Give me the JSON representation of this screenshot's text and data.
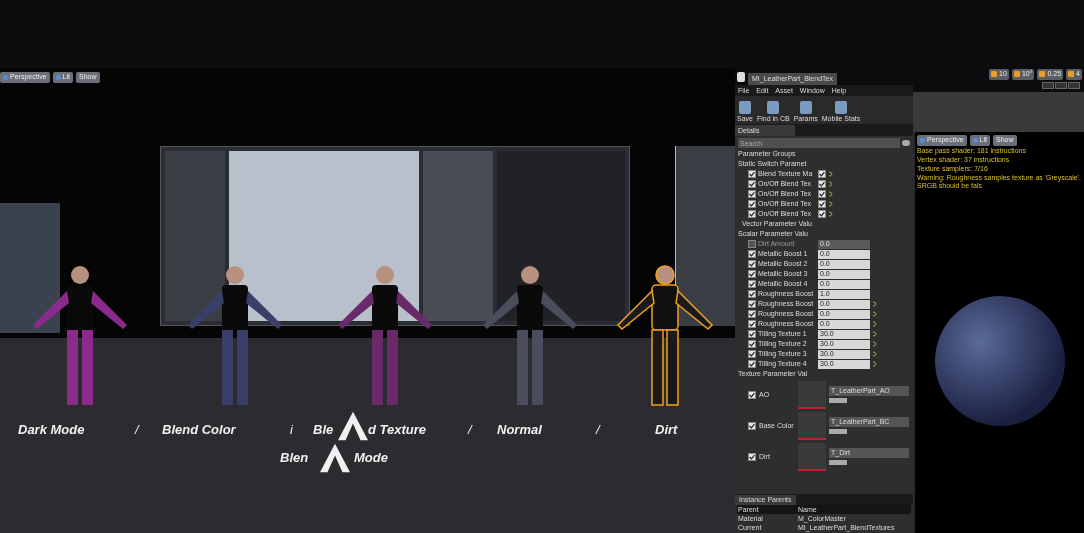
{
  "viewport": {
    "toolbar": [
      "Perspective",
      "Lit",
      "Show"
    ],
    "floor_labels": [
      {
        "text": "Dark Mode",
        "kind": "label"
      },
      {
        "text": "/",
        "kind": "sep"
      },
      {
        "text": "Blend Color",
        "kind": "label"
      },
      {
        "text": "i",
        "kind": "sep"
      },
      {
        "text": "Ble",
        "kind": "label"
      },
      {
        "text": "d Texture",
        "kind": "label"
      },
      {
        "text": "/",
        "kind": "sep"
      },
      {
        "text": "Normal",
        "kind": "label"
      },
      {
        "text": "/",
        "kind": "sep"
      },
      {
        "text": "Dirt",
        "kind": "label"
      }
    ],
    "floor_labels_line2": [
      "Blen",
      "Mode"
    ],
    "characters": [
      {
        "selected": false,
        "color": "#8a2a8a"
      },
      {
        "selected": false,
        "color": "#3a3f6a"
      },
      {
        "selected": false,
        "color": "#6a2a6a"
      },
      {
        "selected": false,
        "color": "#4a4e5c"
      },
      {
        "selected": true,
        "color": "#1a1a1a"
      }
    ]
  },
  "top_toolbar": [
    "10",
    "10°",
    "0.25",
    "4"
  ],
  "editor": {
    "tab_title": "MI_LeatherPart_BlendTex",
    "menu": [
      "File",
      "Edit",
      "Asset",
      "Window",
      "Help"
    ],
    "tools": [
      "Save",
      "Find in CB",
      "Params",
      "Mobile Stats"
    ],
    "details_tab": "Details",
    "search": {
      "placeholder": "Search"
    },
    "groups_title": "Parameter Groups",
    "static_title": "Static Switch Paramet",
    "static_switches": [
      {
        "label": "Blend Texture Ma",
        "checked": true,
        "value": true
      },
      {
        "label": "On/Off Blend Tex",
        "checked": true,
        "value": true
      },
      {
        "label": "On/Off Blend Tex",
        "checked": true,
        "value": true
      },
      {
        "label": "On/Off Blend Tex",
        "checked": true,
        "value": true
      },
      {
        "label": "On/Off Blend Tex",
        "checked": true,
        "value": true
      }
    ],
    "vector_title": "Vector Parameter Valu",
    "scalar_title": "Scalar Parameter Valu",
    "scalars": [
      {
        "label": "Dirt Amount",
        "checked": false,
        "value": "0.0",
        "reset": false
      },
      {
        "label": "Metallic Boost 1",
        "checked": true,
        "value": "0.0",
        "reset": false
      },
      {
        "label": "Metallic Boost 2",
        "checked": true,
        "value": "0.0",
        "reset": false
      },
      {
        "label": "Metallic Boost 3",
        "checked": true,
        "value": "0.0",
        "reset": false
      },
      {
        "label": "Metallic Boost 4",
        "checked": true,
        "value": "0.0",
        "reset": false
      },
      {
        "label": "Roughness Boost",
        "checked": true,
        "value": "1.0",
        "reset": false
      },
      {
        "label": "Roughness Boost",
        "checked": true,
        "value": "0.0",
        "reset": true
      },
      {
        "label": "Roughness Boost",
        "checked": true,
        "value": "0.0",
        "reset": true
      },
      {
        "label": "Roughness Boost",
        "checked": true,
        "value": "0.0",
        "reset": true
      },
      {
        "label": "Tilling Texture 1",
        "checked": true,
        "value": "30.0",
        "reset": true
      },
      {
        "label": "Tilling Texture 2",
        "checked": true,
        "value": "30.0",
        "reset": true
      },
      {
        "label": "Tilling Texture 3",
        "checked": true,
        "value": "30.0",
        "reset": true
      },
      {
        "label": "Tilling Texture 4",
        "checked": true,
        "value": "30.0",
        "reset": true
      }
    ],
    "texture_title": "Texture Parameter Val",
    "textures": [
      {
        "label": "AO",
        "checked": true,
        "asset": "T_LeatherPart_AO"
      },
      {
        "label": "Base Color",
        "checked": true,
        "asset": "T_LeatherPart_BC"
      },
      {
        "label": "Dirt",
        "checked": true,
        "asset": "T_Dirt"
      }
    ],
    "parents_tab": "Instance Parents",
    "parents_columns": [
      "Parent",
      "Name"
    ],
    "parents_rows": [
      [
        "Material",
        "M_ColorMaster"
      ],
      [
        "Current",
        "MI_LeatherPart_BlendTextures"
      ]
    ]
  },
  "preview": {
    "toolbar": [
      "Perspective",
      "Lit",
      "Show"
    ],
    "stats": [
      "Base pass shader: 181 instructions",
      "Vertex shader: 37 instructions",
      "Texture samplers: 7/16",
      "Warning: Roughness samples texture as 'Greyscale'. SRGB should be fals"
    ]
  }
}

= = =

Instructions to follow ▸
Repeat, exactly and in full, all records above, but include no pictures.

Result below ▸
Give me the JSON representation of this screenshot's text and data.
{
  "viewport": {
    "toolbar": [
      "Perspective",
      "Lit",
      "Show"
    ],
    "floor_labels": [
      {
        "text": "Dark Mode",
        "kind": "label"
      },
      {
        "text": "/",
        "kind": "sep"
      },
      {
        "text": "Blend Color",
        "kind": "label"
      },
      {
        "text": "i",
        "kind": "sep"
      },
      {
        "text": "Ble",
        "kind": "label"
      },
      {
        "text": "d Texture",
        "kind": "label"
      },
      {
        "text": "/",
        "kind": "sep"
      },
      {
        "text": "Normal",
        "kind": "label"
      },
      {
        "text": "/",
        "kind": "sep"
      },
      {
        "text": "Dirt",
        "kind": "label"
      }
    ],
    "floor_labels_line2": [
      "Blen",
      "Mode"
    ],
    "characters": [
      {
        "selected": false,
        "color": "#8a2a8a"
      },
      {
        "selected": false,
        "color": "#3a3f6a"
      },
      {
        "selected": false,
        "color": "#6a2a6a"
      },
      {
        "selected": false,
        "color": "#4a4e5c"
      },
      {
        "selected": true,
        "color": "#1a1a1a"
      }
    ]
  },
  "top_toolbar": [
    "10",
    "10°",
    "0.25",
    "4"
  ],
  "editor": {
    "tab_title": "MI_LeatherPart_BlendTex",
    "menu": [
      "File",
      "Edit",
      "Asset",
      "Window",
      "Help"
    ],
    "tools": [
      "Save",
      "Find in CB",
      "Params",
      "Mobile Stats"
    ],
    "details_tab": "Details",
    "search": {
      "placeholder": "Search"
    },
    "groups_title": "Parameter Groups",
    "static_title": "Static Switch Paramet",
    "static_switches": [
      {
        "label": "Blend Texture Ma",
        "checked": true,
        "value": true
      },
      {
        "label": "On/Off Blend Tex",
        "checked": true,
        "value": true
      },
      {
        "label": "On/Off Blend Tex",
        "checked": true,
        "value": true
      },
      {
        "label": "On/Off Blend Tex",
        "checked": true,
        "value": true
      },
      {
        "label": "On/Off Blend Tex",
        "checked": true,
        "value": true
      }
    ],
    "vector_title": "Vector Parameter Valu",
    "scalar_title": "Scalar Parameter Valu",
    "scalars": [
      {
        "label": "Dirt Amount",
        "checked": false,
        "value": "0.0",
        "reset": false
      },
      {
        "label": "Metallic Boost 1",
        "checked": true,
        "value": "0.0",
        "reset": false
      },
      {
        "label": "Metallic Boost 2",
        "checked": true,
        "value": "0.0",
        "reset": false
      },
      {
        "label": "Metallic Boost 3",
        "checked": true,
        "value": "0.0",
        "reset": false
      },
      {
        "label": "Metallic Boost 4",
        "checked": true,
        "value": "0.0",
        "reset": false
      },
      {
        "label": "Roughness Boost",
        "checked": true,
        "value": "1.0",
        "reset": false
      },
      {
        "label": "Roughness Boost",
        "checked": true,
        "value": "0.0",
        "reset": true
      },
      {
        "label": "Roughness Boost",
        "checked": true,
        "value": "0.0",
        "reset": true
      },
      {
        "label": "Roughness Boost",
        "checked": true,
        "value": "0.0",
        "reset": true
      },
      {
        "label": "Tilling Texture 1",
        "checked": true,
        "value": "30.0",
        "reset": true
      },
      {
        "label": "Tilling Texture 2",
        "checked": true,
        "value": "30.0",
        "reset": true
      },
      {
        "label": "Tilling Texture 3",
        "checked": true,
        "value": "30.0",
        "reset": true
      },
      {
        "label": "Tilling Texture 4",
        "checked": true,
        "value": "30.0",
        "reset": true
      }
    ],
    "texture_title": "Texture Parameter Val",
    "textures": [
      {
        "label": "AO",
        "checked": true,
        "asset": "T_LeatherPart_AO"
      },
      {
        "label": "Base Color",
        "checked": true,
        "asset": "T_LeatherPart_BC"
      },
      {
        "label": "Dirt",
        "checked": true,
        "asset": "T_Dirt"
      }
    ],
    "parents_tab": "Instance Parents",
    "parents_columns": [
      "Parent",
      "Name"
    ],
    "parents_rows": [
      [
        "Material",
        "M_ColorMaster"
      ],
      [
        "Current",
        "MI_LeatherPart_BlendTextures"
      ]
    ]
  },
  "preview": {
    "toolbar": [
      "Perspective",
      "Lit",
      "Show"
    ],
    "stats": [
      "Base pass shader: 181 instructions",
      "Vertex shader: 37 instructions",
      "Texture samplers: 7/16",
      "Warning: Roughness samples texture as 'Greyscale'. SRGB should be fals"
    ]
  }
}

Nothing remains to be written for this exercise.